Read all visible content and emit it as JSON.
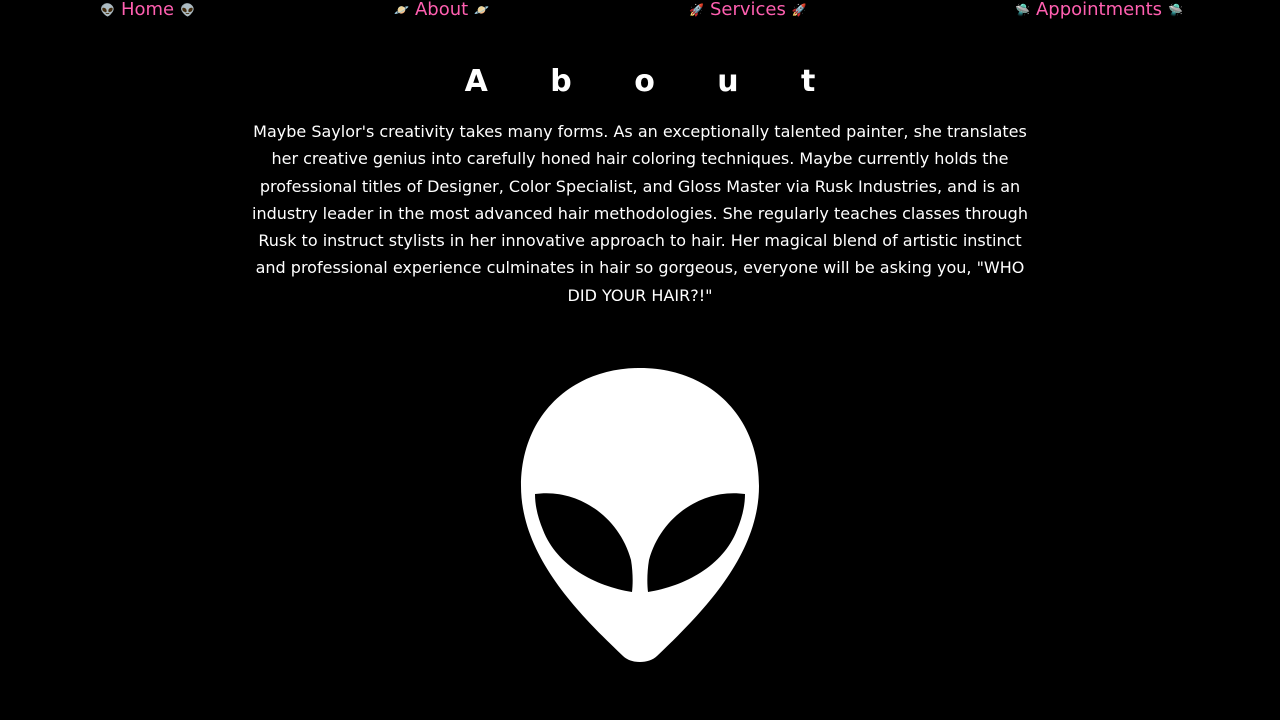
{
  "nav": {
    "home": {
      "label": "Home",
      "emoji_left": "👽",
      "emoji_right": "👽"
    },
    "about": {
      "label": "About",
      "emoji_left": "🪐",
      "emoji_right": "🪐"
    },
    "services": {
      "label": "Services",
      "emoji_left": "🚀",
      "emoji_right": "🚀"
    },
    "appointments": {
      "label": "Appointments",
      "emoji_left": "🛸",
      "emoji_right": "🛸"
    },
    "link_color": "#ff5fb0"
  },
  "page": {
    "title": "A b o u t",
    "body": "Maybe Saylor's creativity takes many forms. As an exceptionally talented painter, she translates her creative genius into carefully honed hair coloring techniques. Maybe currently holds the professional titles of Designer, Color Specialist, and Gloss Master via Rusk Industries, and is an industry leader in the most advanced hair methodologies. She regularly teaches classes through Rusk to instruct stylists in her innovative approach to hair. Her magical blend of artistic instinct and professional experience culminates in hair so gorgeous, everyone will be asking you, \"WHO DID YOUR HAIR?!\""
  },
  "alien_graphic": {
    "icon": "alien-head-icon",
    "fill": "#ffffff",
    "eye_color": "#000000"
  },
  "background": "#000000"
}
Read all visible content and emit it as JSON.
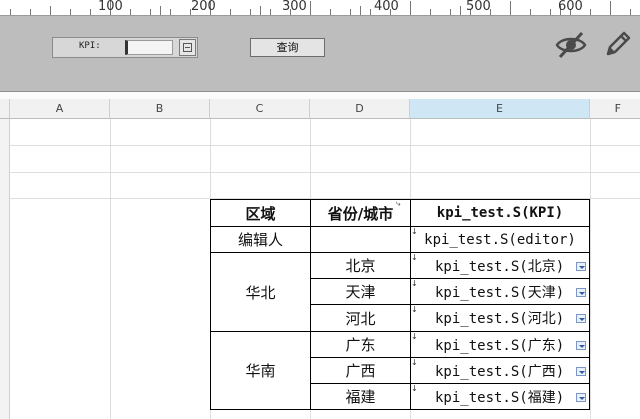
{
  "ruler": {
    "ticks": [
      "100",
      "200",
      "300",
      "400",
      "500",
      "600"
    ]
  },
  "panel": {
    "kpi_label": "KPI:",
    "kpi_value": "",
    "query_label": "查询",
    "icons": [
      "eye-slash-icon",
      "pencil-icon"
    ]
  },
  "columns": [
    "A",
    "B",
    "C",
    "D",
    "E",
    "F"
  ],
  "table": {
    "headers": {
      "region": "区域",
      "province": "省份/城市",
      "kpi": "kpi_test.S(KPI)"
    },
    "editor": {
      "label": "编辑人",
      "value": "kpi_test.S(editor)"
    },
    "groups": [
      {
        "region": "华北",
        "rows": [
          {
            "city": "北京",
            "value": "kpi_test.S(北京)"
          },
          {
            "city": "天津",
            "value": "kpi_test.S(天津)"
          },
          {
            "city": "河北",
            "value": "kpi_test.S(河北)"
          }
        ]
      },
      {
        "region": "华南",
        "rows": [
          {
            "city": "广东",
            "value": "kpi_test.S(广东)"
          },
          {
            "city": "广西",
            "value": "kpi_test.S(广西)"
          },
          {
            "city": "福建",
            "value": "kpi_test.S(福建)"
          }
        ]
      }
    ]
  },
  "colors": {
    "panel_bg": "#bdbdbd",
    "active_col": "#cfe6f5"
  }
}
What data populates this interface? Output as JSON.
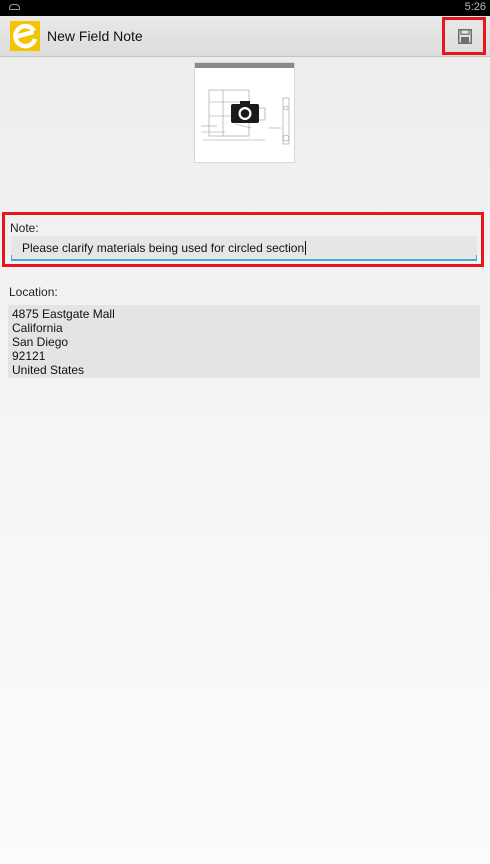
{
  "status_bar": {
    "time": "5:26",
    "notification_icon": "android-notification-icon"
  },
  "action_bar": {
    "title": "New Field Note",
    "logo_icon": "app-logo-e-icon",
    "save_icon": "floppy-disk-save-icon"
  },
  "photo": {
    "icon": "camera-icon"
  },
  "note": {
    "label": "Note:",
    "value": "Please clarify materials being used for circled section"
  },
  "location": {
    "label": "Location:",
    "lines": [
      "4875 Eastgate Mall",
      "California",
      "San Diego",
      "92121",
      "United States"
    ]
  },
  "colors": {
    "accent": "#4aa9d9",
    "logo_yellow": "#f5c400",
    "highlight": "#e8151c"
  }
}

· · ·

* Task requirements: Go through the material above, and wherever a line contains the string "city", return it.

* Solution:
            "city": "北京",
            "city": "天津",
            "city": "河北",
            "city": "广东",
            "city": "广西",
            "city": "福建",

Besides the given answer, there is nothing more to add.